Molette median real estate price is $121,762, which is less expensive than 81.6% of Illinois neighborhoods and 88.7% of all U.S. neighborhoods.
The average rental price in Molette is currently $1,655, based on NeighborhoodScout's exclusive analysis. Rents here are currently lower in price than 51.9% of Illinois neighborhoods.
Molette is a suburban neighborhood (based on population density) located in Moline, Illinois.
Molette real estate is primarily made up of medium sized (three or four bedroom) to small (studio to two bedroom) single-family homes and apartment complexes/high-rise apartments. Most of the residential real estate is owner occupied. Many of the residences in the Molette neighborhood are older, well-established, built between 1940 and 1969. A number of residences were also built before 1940.
In Molette, the current vacancy rate is 1.4%, which is a lower rate of vacancies than 90.5% of all neighborhoods in the U.S. This means that the housing supply in Molette is very tight compared to the demand for property here.
Many things matter about a neighborhood, but the first thing most people notice is the way a neighborhood looks and its particular character. For example, one might notice whether the buildings all date from a certain time period or whether shop signs are in multiple languages. This particular neighborhood in Moline, the Molette neighborhood, has some outstanding things about the way it looks and its way of life that are worth highlighting.
While most Americans do drive to work alone each day, the Molette neighborhood stands out by having 91.1% of commuters doing so, which is a higher proportion of people driving alone to work than NeighborhoodScout found in 96.5% of all American neighborhoods.
Did you know that the Molette neighborhood has more Belgian and Swedish ancestry people living in it than nearly any neighborhood in America? It's true! In fact, 3.3% of this neighborhood's residents have Belgian ancestry and 9.5% have Swedish ancestry.
There are two complementary measures for understanding the income of a neighborhood's residents: the average and the extremes. While a neighborhood may be relatively wealthy overall, it is equally important to understand the rate of people - particularly children - who are living at or below the federal poverty line, which is extremely low income. Some neighborhoods with a lower average income may actually have a lower childhood poverty rate than another with a higher average income, and this helps us understand the conditions and character of a neighborhood.
The neighbors in the Molette neighborhood in Moline are middle-income, making it a moderate income neighborhood. NeighborhoodScout's exclusive analysis reveals that this neighborhood has a higher income than 59.3% of the neighborhoods in America. With 31.5% of the children here below the federal poverty line, this neighborhood has a higher rate of childhood poverty than 82.0% of U.S. neighborhoods.

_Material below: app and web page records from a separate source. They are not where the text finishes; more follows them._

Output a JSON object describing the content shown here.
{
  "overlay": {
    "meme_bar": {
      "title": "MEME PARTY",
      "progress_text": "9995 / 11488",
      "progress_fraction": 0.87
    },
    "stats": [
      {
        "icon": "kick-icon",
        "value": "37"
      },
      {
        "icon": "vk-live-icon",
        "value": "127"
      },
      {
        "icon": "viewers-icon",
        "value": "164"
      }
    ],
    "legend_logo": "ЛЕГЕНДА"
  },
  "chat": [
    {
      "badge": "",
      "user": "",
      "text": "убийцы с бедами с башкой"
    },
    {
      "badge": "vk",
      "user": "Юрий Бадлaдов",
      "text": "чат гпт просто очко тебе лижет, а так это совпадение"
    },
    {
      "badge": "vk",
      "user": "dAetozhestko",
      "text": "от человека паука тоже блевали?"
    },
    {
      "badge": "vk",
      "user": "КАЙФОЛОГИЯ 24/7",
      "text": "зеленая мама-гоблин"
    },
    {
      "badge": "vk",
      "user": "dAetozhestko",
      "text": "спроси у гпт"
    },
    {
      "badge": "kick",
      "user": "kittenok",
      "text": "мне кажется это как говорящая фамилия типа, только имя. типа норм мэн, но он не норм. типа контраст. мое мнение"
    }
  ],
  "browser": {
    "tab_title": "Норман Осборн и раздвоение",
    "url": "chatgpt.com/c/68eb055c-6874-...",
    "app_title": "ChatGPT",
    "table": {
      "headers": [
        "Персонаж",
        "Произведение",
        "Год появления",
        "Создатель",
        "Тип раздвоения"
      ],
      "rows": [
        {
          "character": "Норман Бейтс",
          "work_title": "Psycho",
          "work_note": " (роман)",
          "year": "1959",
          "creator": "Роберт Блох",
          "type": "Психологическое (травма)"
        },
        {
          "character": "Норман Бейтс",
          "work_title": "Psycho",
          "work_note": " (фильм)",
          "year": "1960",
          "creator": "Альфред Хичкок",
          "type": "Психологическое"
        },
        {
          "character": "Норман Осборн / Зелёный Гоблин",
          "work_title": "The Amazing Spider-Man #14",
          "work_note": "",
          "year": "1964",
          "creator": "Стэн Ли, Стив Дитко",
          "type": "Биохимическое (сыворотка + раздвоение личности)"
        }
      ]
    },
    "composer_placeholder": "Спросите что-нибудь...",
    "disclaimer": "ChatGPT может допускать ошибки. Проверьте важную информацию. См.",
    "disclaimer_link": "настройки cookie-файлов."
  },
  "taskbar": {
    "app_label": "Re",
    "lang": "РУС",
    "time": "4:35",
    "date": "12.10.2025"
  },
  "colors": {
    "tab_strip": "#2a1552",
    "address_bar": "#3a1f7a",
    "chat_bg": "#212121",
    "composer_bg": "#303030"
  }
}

A neighborhood is far different if it is dominated by enlisted military personnel rather than people who earn their living by farming. It is also different if most of the neighbors are clerical support or managers. What is wonderful is the sheer diversity of neighborhoods, allowing you to find the type that fits your lifestyle and aspirations.
In the Molette neighborhood, 35.4% of the working population is employed in executive, management, and professional occupations. The second most important occupational group in this neighborhood is manufacturing and laborer occupations, with 28.3% of the residents employed. Other residents here are employed in sales and service jobs, from major sales accounts, to working in fast food restaurants (20.5%), and 15.5% in clerical, assistant, and tech support occupations.
The languages spoken by people in this neighborhood are diverse. These are tabulated as the languages people preferentially speak when they are at home with their families. The most common language spoken in the Molette neighborhood is English, spoken by 90.2% of households. Other important languages spoken here include Spanish and Italian.
Boston's Beacon Hill blue-blood streets, Brooklyn's Orthodox Jewish enclaves, Los Angeles' Persian neighborhoods. Each has its own culture derived primarily from the ancestries and culture of the residents who call these neighborhoods home. Likewise, each neighborhood in America has its own culture – some more unique than others – based on lifestyle, occupations, the types of households – and importantly – on the ethnicities and ancestries of the people who live in the neighborhood. Understanding where people came from, who their grandparents or great-grandparents were, can help you understand how a neighborhood is today.
In the Molette neighborhood in Moline, IL, residents most commonly identify their ethnicity or ancestry as German (22.3%). There are also a number of people of Irish ancestry (11.2%), and residents who report Mexican roots (10.7%), and some of the residents are also of Swedish ancestry (9.5%), along with some English ancestry residents (7.3%), among others.
Even if your neighborhood is walkable, you may still have to drive to your place of work. Some neighborhoods are located where many can get to work in just a few minutes, while others are located such that most residents have a long and arduous commute. The greatest number of commuters in Molette neighborhood spend between 15 and 30 minutes commuting one-way to work (60.3% of working residents), which is shorter than the time spent commuting to work for most Americans.
Here most residents (91.1%) drive alone in a private automobile to get to work. In a neighborhood like this, as in most of the nation, many residents find owning a car useful for getting to work.